Meadow and Flower Bed Cuttings (late spring): Haystacks! So many wonderful ways to make them– old sticks can get used up inside…also handy for smothering weeds.
The Buzz on Biochar
Biomass charcoal (biochar) has become a soil health buzz word, but what is it exactly? Biochar is a carbon-rich solid material left over when organic matter (like wood, dry leaves or grasses) are burned at an extremely high temperature in the absence of oxygen – a process called pyrolysis.
For use in gardens and landscapes, biochar should be added and mixed with your compost or potting soil before it is applied. The porous surface of biochar provides habitat for beneficial microbes that thrive in compost, protecting them from predation and drying while providing carbon for their energy needs. It also helps to retain soil moisture, minerals and nutrients for plant health and adds structure to sandy soils.
One great feature of biochar is that it remains in soil for hundreds and potentially thousands of years. Go ahead and add some biochar to your compost and soil mixes – it even helps sequester atmospheric carbon, PRFCT all around!
The Living Dead
If dead standing timber it isn't going to fall on your house or car, leave it. In a state of decay, the tree is still a great home for the living, providing shelter to a multitude of wildlife from microbes and fungus to birds of prey. As it slowly disintegrates, it will feed the soil beneath.
Eventually the old tree will just fall over, continue to rot and provide habitat for ground-dwelling creatures. Remember, encouraging biodiversity is part of what makes a PRFCT place: each inhabitant has a role in a nature-based system. Removing biomass from your property is removing the food that your landscape has provided for itself. (And it's better than anything you can buy in the store!)
If a green lawn is a sign of health, then the first brightest, greenest lawn in the spring has to be good, right? If you knew that what it takes to make a lawn jump the season, you might think differently.
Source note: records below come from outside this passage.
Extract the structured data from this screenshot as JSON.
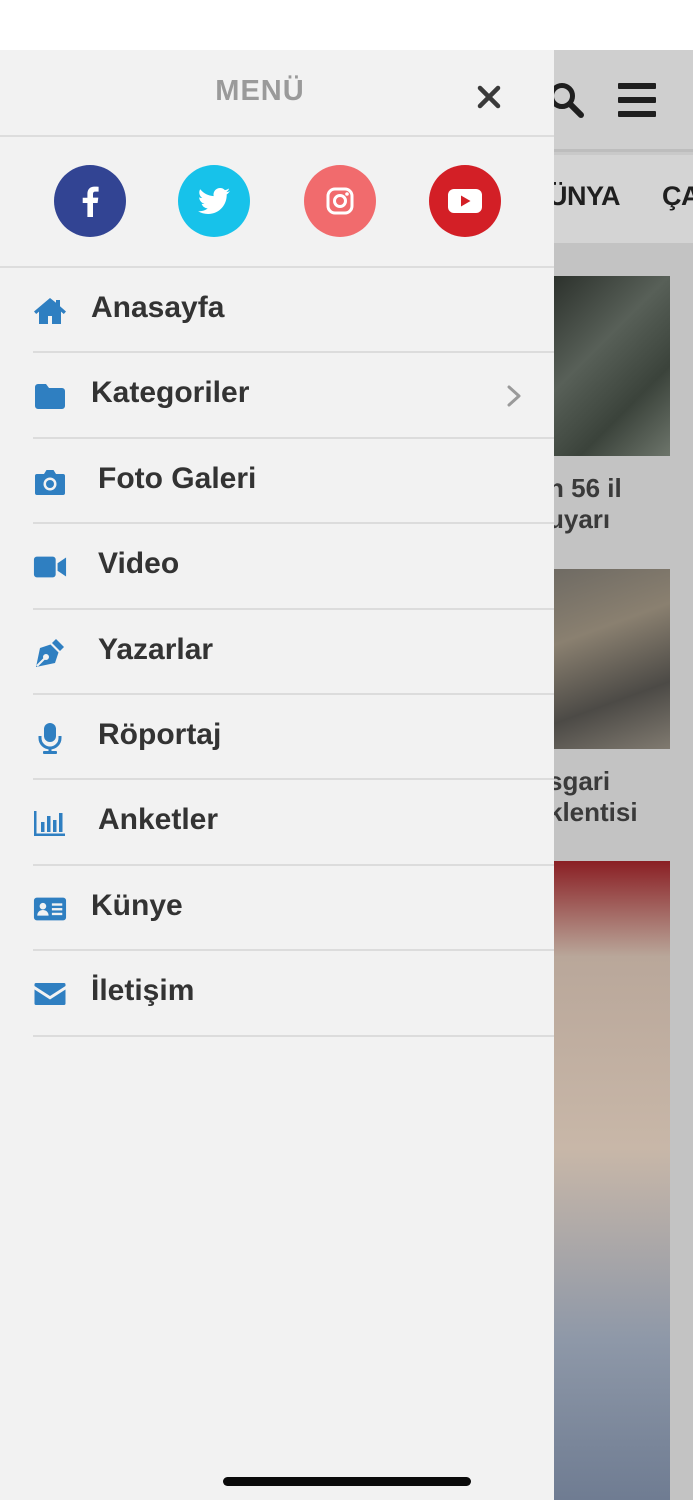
{
  "background_page": {
    "nav_items": [
      "ÜNYA",
      "ÇA"
    ],
    "headlines": [
      [
        "n 56 il",
        "uyarı"
      ],
      [
        "sgari",
        "klentisi"
      ]
    ]
  },
  "drawer": {
    "title": "MENÜ",
    "social": [
      "facebook-icon",
      "twitter-icon",
      "instagram-icon",
      "youtube-icon"
    ],
    "items": [
      {
        "label": "Anasayfa",
        "icon": "home-icon"
      },
      {
        "label": "Kategoriler",
        "icon": "folder-icon",
        "has_submenu": true
      },
      {
        "label": "Foto Galeri",
        "icon": "camera-icon"
      },
      {
        "label": "Video",
        "icon": "video-camera-icon"
      },
      {
        "label": "Yazarlar",
        "icon": "pen-icon"
      },
      {
        "label": "Röportaj",
        "icon": "microphone-icon"
      },
      {
        "label": "Anketler",
        "icon": "bar-chart-icon"
      },
      {
        "label": "Künye",
        "icon": "id-card-icon"
      },
      {
        "label": "İletişim",
        "icon": "envelope-icon"
      }
    ]
  },
  "colors": {
    "accent": "#2f7fc1",
    "facebook": "#324493",
    "twitter": "#17c2ea",
    "instagram": "#f16b6d",
    "youtube": "#d31f26"
  }
}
Nature has its own schedule, worked out over millenia. Greening up earlier than nature intends requires heavy doses of fast-acting nitrogen. Much of it ends up in runoff and pollutes your nearby beloved water bodies. Over-fertilization causes fast, weak growth, at the expense of deep, healthy roots. This chemical-fueled growth is more susceptible to fungal diseases and insect attacks, which means more chemicals will be needed later on to correct preventable issues. This is the beginning of a cycle of chemical dependence – your lawn on drugs.
Why do you need your lawn to be green before its time? Will you think differently? When you see early green lawns, will you give them the (green) thumbs down? Will you be proud that your lawn will not join the party until it is old enough to drink (natural nutrients) responsibly?